    As I read through the posts, there were several that addressed the use of the word “world” in my original post. People have observed (correctly) that the context of any problem may not be engaging to all students.

    I am not hopeful that we will be able to generate problems that are universally engaging to all students, and that, for any problem, there will be a subset of our students that don’t find the context engaging. I’m afraid that if we try to work that into a definition of pseudocontext that every problem will be pseudocontext.
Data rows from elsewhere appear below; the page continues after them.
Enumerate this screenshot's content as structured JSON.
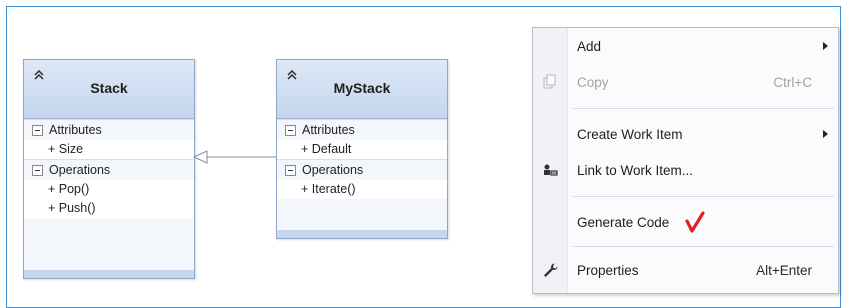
{
  "classes": {
    "stack": {
      "title": "Stack",
      "attributes_label": "Attributes",
      "attributes": [
        "+ Size"
      ],
      "operations_label": "Operations",
      "operations": [
        "+ Pop()",
        "+ Push()"
      ]
    },
    "mystack": {
      "title": "MyStack",
      "attributes_label": "Attributes",
      "attributes": [
        "+ Default"
      ],
      "operations_label": "Operations",
      "operations": [
        "+ Iterate()"
      ]
    }
  },
  "context_menu": {
    "items": [
      {
        "label": "Add",
        "shortcut": "",
        "submenu": true,
        "enabled": true,
        "icon": ""
      },
      {
        "label": "Copy",
        "shortcut": "Ctrl+C",
        "submenu": false,
        "enabled": false,
        "icon": "copy-icon"
      },
      {
        "label": "Create Work Item",
        "shortcut": "",
        "submenu": true,
        "enabled": true,
        "icon": ""
      },
      {
        "label": "Link to Work Item...",
        "shortcut": "",
        "submenu": false,
        "enabled": true,
        "icon": "link-work-item-icon"
      },
      {
        "label": "Generate Code",
        "shortcut": "",
        "submenu": false,
        "enabled": true,
        "icon": "",
        "annotation": "red-checkmark"
      },
      {
        "label": "Properties",
        "shortcut": "Alt+Enter",
        "submenu": false,
        "enabled": true,
        "icon": "wrench-icon"
      }
    ]
  },
  "colors": {
    "frame_border": "#3c8fd6",
    "class_header": "#c4d5ee",
    "checkmark": "#e02020"
  }
}
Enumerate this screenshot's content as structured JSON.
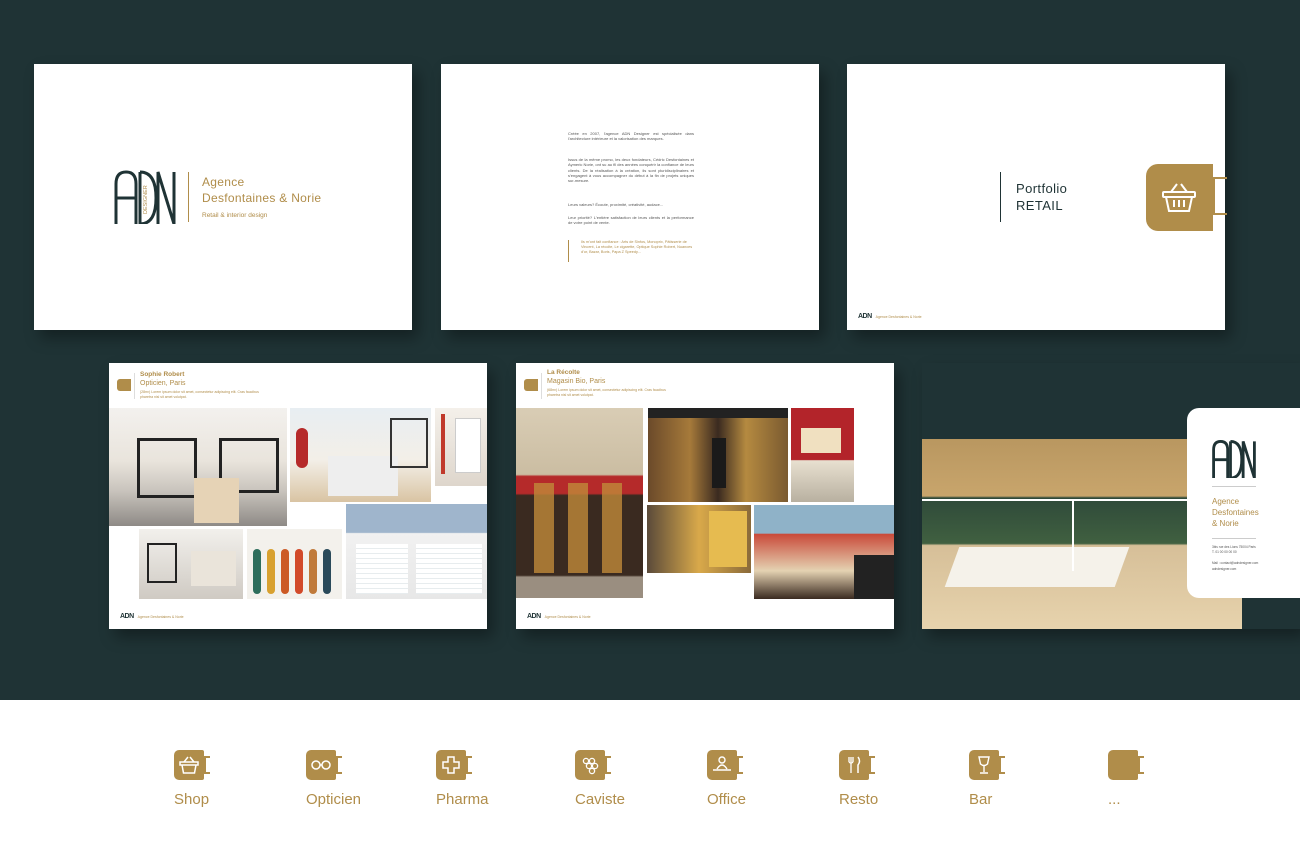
{
  "cover": {
    "logo_letters": "ADN",
    "logo_sub": "DESIGNER",
    "name_line1": "Agence",
    "name_line2": "Desfontaines & Norie",
    "tagline": "Retail & interior design"
  },
  "about": {
    "para1": "Créée en 2007, l'agence ADN Designer est spécialisée dans l'architecture intérieure et la valorisation des marques.",
    "para2": "Issus de la même promo, les deux fondateurs, Cédric Desfontaines et Aymeric Norie, ont su au fil des années conquérir la confiance de leurs clients. De la réalisation à la création, ils sont pluridisciplinaires et s'engagent à vous accompagner du début à la fin de projets uniques sur-mesure.",
    "para3": "Leurs valeurs? Écoute, proximité, créativité, audace...",
    "para4": "Leur priorité? L'entière satisfaction de leurs clients et la performance de votre point de vente.",
    "quote": "Ils m'ont fait confiance : Arts de Sinfos, Monoprix, Pâtisserie de Vincent, La récolte, Le cigarette, Optique Sophie Robert, Nuances d'or, Bazar, Boris, Papa Z Speedy..."
  },
  "portfolio": {
    "line1": "Portfolio",
    "line2": "RETAIL",
    "footer_logo": "ADN",
    "footer_text": "Agence Desfontaines & Norie"
  },
  "project1": {
    "title": "Sophie Robert",
    "subtitle": "Opticien, Paris",
    "desc": "(28m²) Lorem ipsum dolor sit amet, consectetur adipiscing elit. Cras faucibus pharetra nisl sit amet volutpat.",
    "footer_logo": "ADN",
    "footer_text": "Agence Desfontaines & Norie"
  },
  "project2": {
    "title": "La Récolte",
    "subtitle": "Magasin Bio, Paris",
    "desc": "(68m²) Lorem ipsum dolor sit amet, consectetur adipiscing elit. Cras faucibus pharetra nisl sit amet volutpat.",
    "footer_logo": "ADN",
    "footer_text": "Agence Desfontaines & Norie"
  },
  "contact": {
    "logo_letters": "ADN",
    "name": [
      "Agence",
      "Desfontaines",
      "& Norie"
    ],
    "address": "3bis rue des Lions 75004 Paris\nT. 01 00 00 00 00",
    "mail": "Mail : contact@adndesigner.com",
    "web": "adndesigner.com"
  },
  "categories": [
    {
      "label": "Shop",
      "icon": "basket-icon"
    },
    {
      "label": "Opticien",
      "icon": "glasses-icon"
    },
    {
      "label": "Pharma",
      "icon": "cross-icon"
    },
    {
      "label": "Caviste",
      "icon": "grapes-icon"
    },
    {
      "label": "Office",
      "icon": "person-desk-icon"
    },
    {
      "label": "Resto",
      "icon": "fork-knife-icon"
    },
    {
      "label": "Bar",
      "icon": "glass-icon"
    },
    {
      "label": "...",
      "icon": "blank-icon"
    }
  ],
  "colors": {
    "background": "#1f3335",
    "accent": "#b08d4a",
    "paper": "#ffffff"
  }
}
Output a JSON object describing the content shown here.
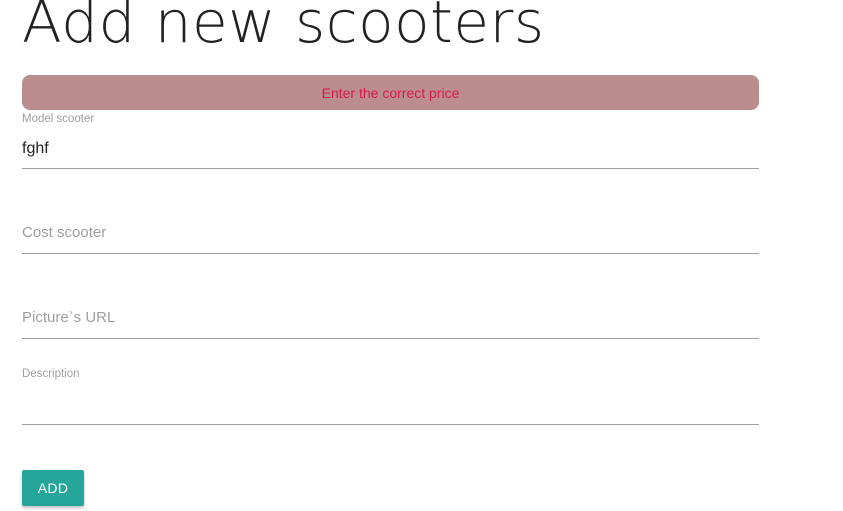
{
  "page": {
    "title": "Add new scooters"
  },
  "alert": {
    "message": "Enter the correct price",
    "background_color": "#bc8d8d",
    "text_color": "#d81b4a"
  },
  "form": {
    "model": {
      "label": "Model scooter",
      "value": "fghf"
    },
    "cost": {
      "label": "Cost scooter",
      "value": ""
    },
    "picture_url": {
      "label": "Picture`s URL",
      "value": ""
    },
    "description": {
      "label": "Description",
      "value": ""
    }
  },
  "actions": {
    "add_label": "ADD",
    "add_color": "#26a69a"
  }
}
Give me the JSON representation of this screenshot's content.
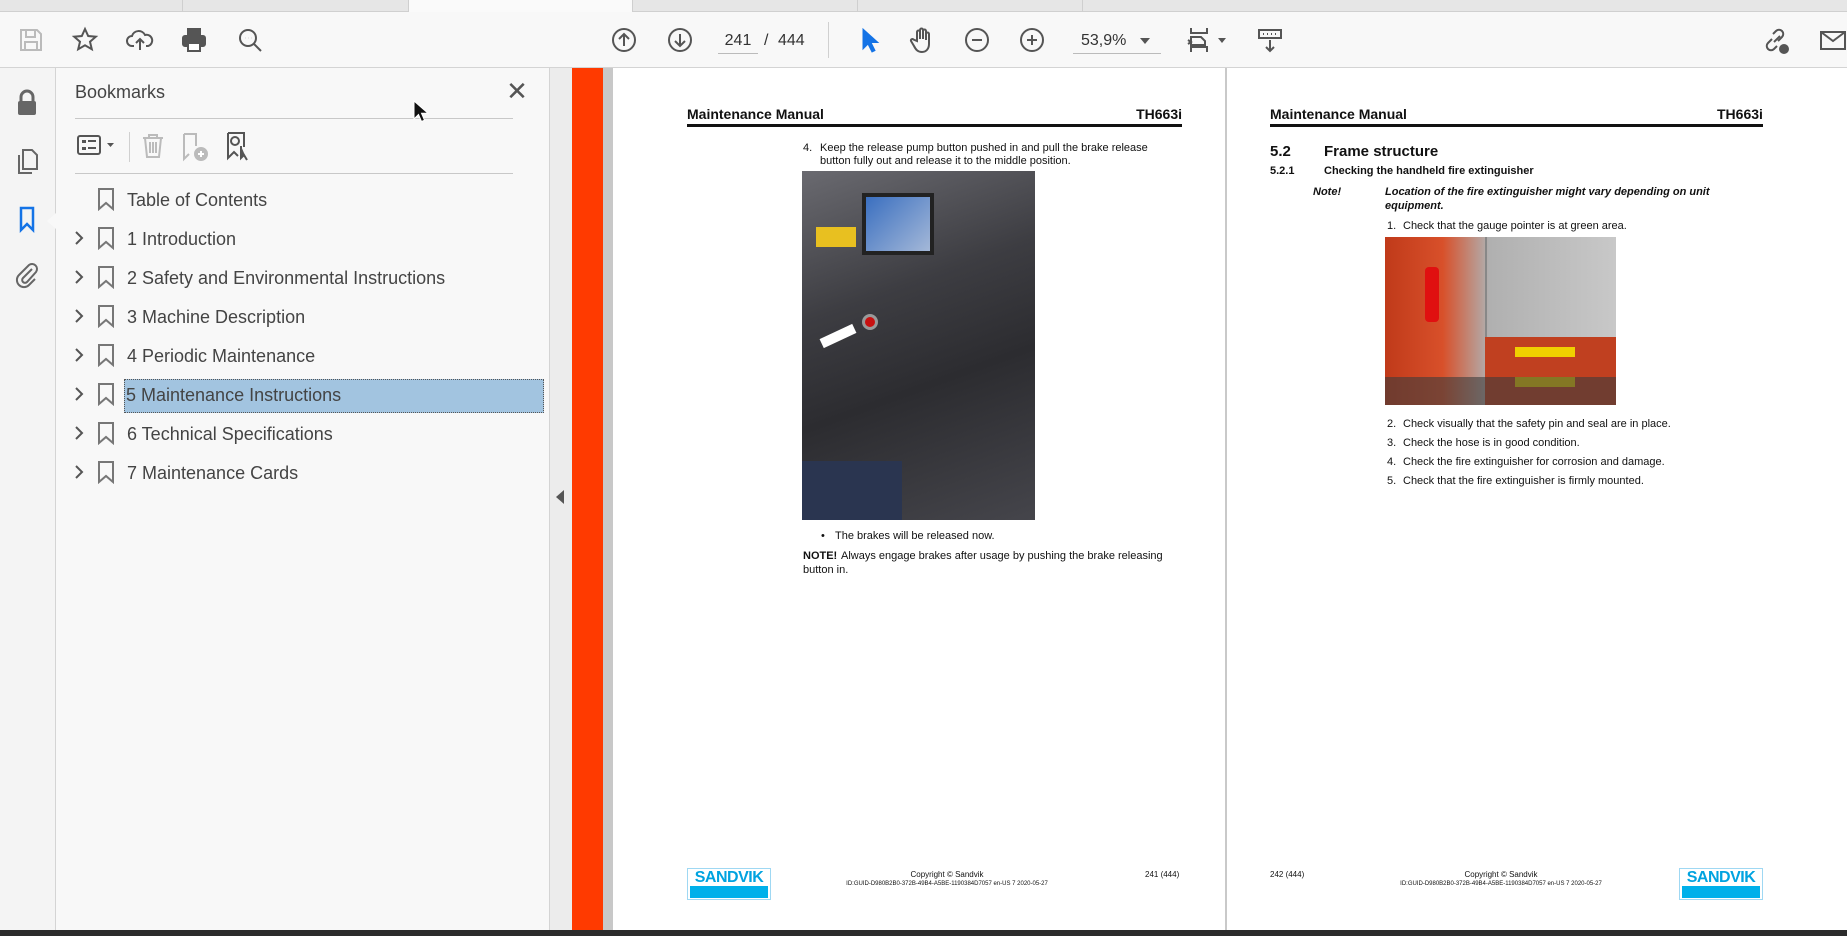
{
  "toolbar": {
    "current_page": "241",
    "page_separator": "/",
    "total_pages": "444",
    "zoom_level": "53,9%",
    "icons": [
      "save-icon",
      "bookmark-star-icon",
      "upload-cloud-icon",
      "print-icon",
      "find-zoom-icon",
      "previous-page-icon",
      "next-page-icon",
      "select-cursor-icon",
      "hand-tool-icon",
      "zoom-out-icon",
      "zoom-in-icon",
      "fit-page-icon",
      "scroll-mode-icon",
      "share-link-icon",
      "email-icon"
    ],
    "accent": "#1473e6"
  },
  "rail": {
    "icons": [
      "lock-icon",
      "pages-icon",
      "bookmarks-icon",
      "attachment-icon"
    ],
    "active": "bookmarks-icon"
  },
  "bookmarks": {
    "title": "Bookmarks",
    "items": [
      {
        "label": "Table of Contents",
        "expandable": false
      },
      {
        "label": "1 Introduction",
        "expandable": true
      },
      {
        "label": "2 Safety and Environmental Instructions",
        "expandable": true
      },
      {
        "label": "3 Machine Description",
        "expandable": true
      },
      {
        "label": "4 Periodic Maintenance",
        "expandable": true
      },
      {
        "label": "5 Maintenance Instructions",
        "expandable": true,
        "selected": true
      },
      {
        "label": "6 Technical Specifications",
        "expandable": true
      },
      {
        "label": "7 Maintenance Cards",
        "expandable": true
      }
    ],
    "selected_color": "#a2c4e0"
  },
  "page_left": {
    "header_title": "Maintenance Manual",
    "header_model": "TH663i",
    "step_number": "4.",
    "step_line1": "Keep the release pump button pushed in and pull the brake release",
    "step_line2": "button fully out and release it to the middle position.",
    "bullet": "•",
    "bullet_text": "The brakes will be released now.",
    "note_label": "NOTE!",
    "note_line1": "Always engage brakes after usage by pushing the brake releasing",
    "note_line2": "button in.",
    "logo": "SANDVIK",
    "copyright": "Copyright © Sandvik",
    "doc_id": "ID:GUID-D980B2B0-372B-49B4-A5BE-1190384D7057 en-US 7 2020-05-27",
    "page_number": "241 (444)"
  },
  "page_right": {
    "header_title": "Maintenance Manual",
    "header_model": "TH663i",
    "section_number": "5.2",
    "section_title": "Frame structure",
    "subsection_number": "5.2.1",
    "subsection_title": "Checking the handheld fire extinguisher",
    "note_label": "Note!",
    "note_line1": "Location of the fire extinguisher might vary depending on unit",
    "note_line2": "equipment.",
    "steps": [
      {
        "n": "1.",
        "text": "Check that the gauge pointer is at green area."
      },
      {
        "n": "2.",
        "text": "Check visually that the safety pin and seal are in place."
      },
      {
        "n": "3.",
        "text": "Check the hose is in good condition."
      },
      {
        "n": "4.",
        "text": "Check the fire extinguisher for corrosion and damage."
      },
      {
        "n": "5.",
        "text": "Check that the fire extinguisher is firmly mounted."
      }
    ],
    "logo": "SANDVIK",
    "copyright": "Copyright © Sandvik",
    "doc_id": "ID:GUID-D980B2B0-372B-49B4-A5BE-1190384D7057 en-US 7 2020-05-27",
    "page_number": "242 (444)"
  },
  "colors": {
    "brand": "#00a3e0",
    "side_bar": "#ff3a00"
  }
}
    But it’s OK if some students don’t find the problem engaging, because some will, and part of what I see as my job is to provide students with snapshots of how mathematics gets to play in everybody’s backyard, and that regardless of what my students “grow up to be,” there will be mathematics that is relevant to their professional “world.” If they’re lucky, it might be engaging (read “fun”) mathematics.

  22. on 17 Dec 2010 at 10:15 amDan Meyer
    Perdita: unless the student has a truckdriver in the family, the petrol gauge problem will be no better than a pseudocontext presentation of the same material.

    Seems like a stretch. It can’t be the case that all of Alex’s students have long-haul truckers in the family. There are myriad methods for making unfamiliar context familiar. There are far fewer methods for transforming pseudocontext into real context.

  23. on 17 Dec 2010 at 11:13 amPerdita

    It can be the case that Alex was enthusiastic about the problem and his enthusiasm was infectious, though – might not transfer to a different teacher or an everyday practice. The plural of anecdote is not data, as they say.

  24. on 17 Dec 2010 at 11:21 amDan Meyer

    But a single anecdote does disprove an absolute. Coming up, we need to talk about methods by which real context — even context with which students aren’t directly familiar — can be made engaging and challenging and immediately real. We’ll certainly file “teacher enthusiasm” among those methods.